[Items from a data source]
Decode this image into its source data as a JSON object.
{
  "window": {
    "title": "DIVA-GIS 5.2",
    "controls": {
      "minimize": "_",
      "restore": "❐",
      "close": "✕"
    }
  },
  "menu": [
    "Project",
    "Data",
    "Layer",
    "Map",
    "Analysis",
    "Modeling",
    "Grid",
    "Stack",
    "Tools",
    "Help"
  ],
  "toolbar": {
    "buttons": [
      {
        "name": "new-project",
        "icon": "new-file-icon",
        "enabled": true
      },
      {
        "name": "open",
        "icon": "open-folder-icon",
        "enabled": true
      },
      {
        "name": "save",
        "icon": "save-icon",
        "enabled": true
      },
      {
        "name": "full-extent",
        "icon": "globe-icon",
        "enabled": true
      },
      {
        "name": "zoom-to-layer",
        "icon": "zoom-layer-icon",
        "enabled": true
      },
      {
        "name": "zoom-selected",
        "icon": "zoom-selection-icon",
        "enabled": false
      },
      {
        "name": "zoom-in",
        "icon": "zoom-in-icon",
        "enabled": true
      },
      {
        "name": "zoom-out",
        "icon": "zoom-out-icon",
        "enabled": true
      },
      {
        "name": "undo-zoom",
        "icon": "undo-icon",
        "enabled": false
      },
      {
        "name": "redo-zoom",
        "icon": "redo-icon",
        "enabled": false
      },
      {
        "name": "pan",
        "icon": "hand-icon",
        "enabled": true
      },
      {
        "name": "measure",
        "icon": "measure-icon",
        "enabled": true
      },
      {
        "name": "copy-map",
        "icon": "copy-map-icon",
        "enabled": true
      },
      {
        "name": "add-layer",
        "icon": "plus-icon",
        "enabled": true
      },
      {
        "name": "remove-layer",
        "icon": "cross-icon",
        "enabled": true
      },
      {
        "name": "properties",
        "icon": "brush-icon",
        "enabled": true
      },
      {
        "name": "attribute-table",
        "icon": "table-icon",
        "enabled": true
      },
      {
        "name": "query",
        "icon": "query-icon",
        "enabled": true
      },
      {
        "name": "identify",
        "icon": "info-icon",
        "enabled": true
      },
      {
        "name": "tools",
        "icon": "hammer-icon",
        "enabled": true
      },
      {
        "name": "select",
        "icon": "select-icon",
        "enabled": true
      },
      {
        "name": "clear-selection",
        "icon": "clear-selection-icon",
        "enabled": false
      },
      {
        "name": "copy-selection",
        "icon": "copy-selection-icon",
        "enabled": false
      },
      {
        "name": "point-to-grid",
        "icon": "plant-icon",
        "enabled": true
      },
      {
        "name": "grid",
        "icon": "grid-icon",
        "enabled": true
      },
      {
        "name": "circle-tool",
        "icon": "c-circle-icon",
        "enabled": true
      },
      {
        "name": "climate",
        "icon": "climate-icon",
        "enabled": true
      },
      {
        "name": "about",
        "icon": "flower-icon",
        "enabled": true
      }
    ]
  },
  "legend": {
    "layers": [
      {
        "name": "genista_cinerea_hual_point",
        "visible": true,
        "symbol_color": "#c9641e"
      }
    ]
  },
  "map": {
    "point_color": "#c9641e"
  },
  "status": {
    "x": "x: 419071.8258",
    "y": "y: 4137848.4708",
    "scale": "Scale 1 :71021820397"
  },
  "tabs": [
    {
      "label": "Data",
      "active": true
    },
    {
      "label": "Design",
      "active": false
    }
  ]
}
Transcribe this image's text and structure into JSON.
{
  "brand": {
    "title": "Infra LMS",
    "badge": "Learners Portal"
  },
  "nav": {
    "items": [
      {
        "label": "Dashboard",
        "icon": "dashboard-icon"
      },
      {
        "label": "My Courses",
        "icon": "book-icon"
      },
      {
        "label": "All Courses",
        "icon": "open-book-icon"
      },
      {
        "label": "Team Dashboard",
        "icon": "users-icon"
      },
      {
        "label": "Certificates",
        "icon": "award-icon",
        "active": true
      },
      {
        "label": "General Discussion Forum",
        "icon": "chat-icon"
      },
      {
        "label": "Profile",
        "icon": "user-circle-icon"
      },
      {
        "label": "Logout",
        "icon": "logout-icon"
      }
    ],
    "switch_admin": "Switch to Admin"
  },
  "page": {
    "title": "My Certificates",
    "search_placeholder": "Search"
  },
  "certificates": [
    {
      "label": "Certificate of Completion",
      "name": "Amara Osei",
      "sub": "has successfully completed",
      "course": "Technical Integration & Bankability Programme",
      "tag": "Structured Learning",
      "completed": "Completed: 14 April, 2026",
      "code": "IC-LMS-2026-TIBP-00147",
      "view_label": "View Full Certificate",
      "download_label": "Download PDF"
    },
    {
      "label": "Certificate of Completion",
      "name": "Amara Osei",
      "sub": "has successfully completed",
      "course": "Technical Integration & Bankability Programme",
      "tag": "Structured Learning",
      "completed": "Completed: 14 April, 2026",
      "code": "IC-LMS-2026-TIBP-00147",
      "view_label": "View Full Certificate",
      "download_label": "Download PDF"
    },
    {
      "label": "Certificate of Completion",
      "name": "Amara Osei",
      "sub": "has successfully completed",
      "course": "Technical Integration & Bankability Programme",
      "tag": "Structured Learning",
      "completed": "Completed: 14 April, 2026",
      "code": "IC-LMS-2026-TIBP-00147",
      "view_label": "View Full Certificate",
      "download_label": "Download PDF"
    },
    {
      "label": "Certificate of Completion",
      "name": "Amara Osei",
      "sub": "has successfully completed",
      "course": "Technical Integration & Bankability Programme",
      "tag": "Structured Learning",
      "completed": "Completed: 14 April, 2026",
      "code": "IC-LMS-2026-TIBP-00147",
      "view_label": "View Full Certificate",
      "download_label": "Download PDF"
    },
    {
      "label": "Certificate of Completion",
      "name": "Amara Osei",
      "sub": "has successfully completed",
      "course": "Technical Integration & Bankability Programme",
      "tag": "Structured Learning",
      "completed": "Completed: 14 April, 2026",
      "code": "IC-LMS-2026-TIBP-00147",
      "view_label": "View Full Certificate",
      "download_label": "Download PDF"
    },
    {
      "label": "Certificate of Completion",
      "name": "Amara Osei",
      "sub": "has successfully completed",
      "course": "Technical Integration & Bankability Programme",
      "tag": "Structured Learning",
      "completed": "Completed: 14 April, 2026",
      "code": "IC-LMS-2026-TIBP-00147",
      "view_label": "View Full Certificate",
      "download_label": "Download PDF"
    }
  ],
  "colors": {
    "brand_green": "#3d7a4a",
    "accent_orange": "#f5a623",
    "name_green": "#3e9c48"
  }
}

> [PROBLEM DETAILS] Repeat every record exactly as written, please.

> [COMPLETED TASK]
Decode this image into its source data as a JSON object.
{
  "window": {
    "title": "DIVA-GIS 5.2",
    "controls": {
      "minimize": "_",
      "restore": "❐",
      "close": "✕"
    }
  },
  "menu": [
    "Project",
    "Data",
    "Layer",
    "Map",
    "Analysis",
    "Modeling",
    "Grid",
    "Stack",
    "Tools",
    "Help"
  ],
  "toolbar": {
    "buttons": [
      {
        "name": "new-project",
        "icon": "new-file-icon",
        "enabled": true
      },
      {
        "name": "open",
        "icon": "open-folder-icon",
        "enabled": true
      },
      {
        "name": "save",
        "icon": "save-icon",
        "enabled": true
      },
      {
        "name": "full-extent",
        "icon": "globe-icon",
        "enabled": true
      },
      {
        "name": "zoom-to-layer",
        "icon": "zoom-layer-icon",
        "enabled": true
      },
      {
        "name": "zoom-selected",
        "icon": "zoom-selection-icon",
        "enabled": false
      },
      {
        "name": "zoom-in",
        "icon": "zoom-in-icon",
        "enabled": true
      },
      {
        "name": "zoom-out",
        "icon": "zoom-out-icon",
        "enabled": true
      },
      {
        "name": "undo-zoom",
        "icon": "undo-icon",
        "enabled": false
      },
      {
        "name": "redo-zoom",
        "icon": "redo-icon",
        "enabled": false
      },
      {
        "name": "pan",
        "icon": "hand-icon",
        "enabled": true
      },
      {
        "name": "measure",
        "icon": "measure-icon",
        "enabled": true
      },
      {
        "name": "copy-map",
        "icon": "copy-map-icon",
        "enabled": true
      },
      {
        "name": "add-layer",
        "icon": "plus-icon",
        "enabled": true
      },
      {
        "name": "remove-layer",
        "icon": "cross-icon",
        "enabled": true
      },
      {
        "name": "properties",
        "icon": "brush-icon",
        "enabled": true
      },
      {
        "name": "attribute-table",
        "icon": "table-icon",
        "enabled": true
      },
      {
        "name": "query",
        "icon": "query-icon",
        "enabled": true
      },
      {
        "name": "identify",
        "icon": "info-icon",
        "enabled": true
      },
      {
        "name": "tools",
        "icon": "hammer-icon",
        "enabled": true
      },
      {
        "name": "select",
        "icon": "select-icon",
        "enabled": true
      },
      {
        "name": "clear-selection",
        "icon": "clear-selection-icon",
        "enabled": false
      },
      {
        "name": "copy-selection",
        "icon": "copy-selection-icon",
        "enabled": false
      },
      {
        "name": "point-to-grid",
        "icon": "plant-icon",
        "enabled": true
      },
      {
        "name": "grid",
        "icon": "grid-icon",
        "enabled": true
      },
      {
        "name": "circle-tool",
        "icon": "c-circle-icon",
        "enabled": true
      },
      {
        "name": "climate",
        "icon": "climate-icon",
        "enabled": true
      },
      {
        "name": "about",
        "icon": "flower-icon",
        "enabled": true
      }
    ]
  },
  "legend": {
    "layers": [
      {
        "name": "genista_cinerea_hual_point",
        "visible": true,
        "symbol_color": "#c9641e"
      }
    ]
  },
  "map": {
    "point_color": "#c9641e"
  },
  "status": {
    "x": "x: 419071.8258",
    "y": "y: 4137848.4708",
    "scale": "Scale 1 :71021820397"
  },
  "tabs": [
    {
      "label": "Data",
      "active": true
    },
    {
      "label": "Design",
      "active": false
    }
  ]
}
Transcribe this image's text and structure into JSON.
{
  "brand": {
    "title": "Infra LMS",
    "badge": "Learners Portal"
  },
  "nav": {
    "items": [
      {
        "label": "Dashboard",
        "icon": "dashboard-icon"
      },
      {
        "label": "My Courses",
        "icon": "book-icon"
      },
      {
        "label": "All Courses",
        "icon": "open-book-icon"
      },
      {
        "label": "Team Dashboard",
        "icon": "users-icon"
      },
      {
        "label": "Certificates",
        "icon": "award-icon",
        "active": true
      },
      {
        "label": "General Discussion Forum",
        "icon": "chat-icon"
      },
      {
        "label": "Profile",
        "icon": "user-circle-icon"
      },
      {
        "label": "Logout",
        "icon": "logout-icon"
      }
    ],
    "switch_admin": "Switch to Admin"
  },
  "page": {
    "title": "My Certificates",
    "search_placeholder": "Search"
  },
  "certificates": [
    {
      "label": "Certificate of Completion",
      "name": "Amara Osei",
      "sub": "has successfully completed",
      "course": "Technical Integration & Bankability Programme",
      "tag": "Structured Learning",
      "completed": "Completed: 14 April, 2026",
      "code": "IC-LMS-2026-TIBP-00147",
      "view_label": "View Full Certificate",
      "download_label": "Download PDF"
    },
    {
      "label": "Certificate of Completion",
      "name": "Amara Osei",
      "sub": "has successfully completed",
      "course": "Technical Integration & Bankability Programme",
      "tag": "Structured Learning",
      "completed": "Completed: 14 April, 2026",
      "code": "IC-LMS-2026-TIBP-00147",
      "view_label": "View Full Certificate",
      "download_label": "Download PDF"
    },
    {
      "label": "Certificate of Completion",
      "name": "Amara Osei",
      "sub": "has successfully completed",
      "course": "Technical Integration & Bankability Programme",
      "tag": "Structured Learning",
      "completed": "Completed: 14 April, 2026",
      "code": "IC-LMS-2026-TIBP-00147",
      "view_label": "View Full Certificate",
      "download_label": "Download PDF"
    },
    {
      "label": "Certificate of Completion",
      "name": "Amara Osei",
      "sub": "has successfully completed",
      "course": "Technical Integration & Bankability Programme",
      "tag": "Structured Learning",
      "completed": "Completed: 14 April, 2026",
      "code": "IC-LMS-2026-TIBP-00147",
      "view_label": "View Full Certificate",
      "download_label": "Download PDF"
    },
    {
      "label": "Certificate of Completion",
      "name": "Amara Osei",
      "sub": "has successfully completed",
      "course": "Technical Integration & Bankability Programme",
      "tag": "Structured Learning",
      "completed": "Completed: 14 April, 2026",
      "code": "IC-LMS-2026-TIBP-00147",
      "view_label": "View Full Certificate",
      "download_label": "Download PDF"
    },
    {
      "label": "Certificate of Completion",
      "name": "Amara Osei",
      "sub": "has successfully completed",
      "course": "Technical Integration & Bankability Programme",
      "tag": "Structured Learning",
      "completed": "Completed: 14 April, 2026",
      "code": "IC-LMS-2026-TIBP-00147",
      "view_label": "View Full Certificate",
      "download_label": "Download PDF"
    }
  ],
  "colors": {
    "brand_green": "#3d7a4a",
    "accent_orange": "#f5a623",
    "name_green": "#3e9c48"
  }
}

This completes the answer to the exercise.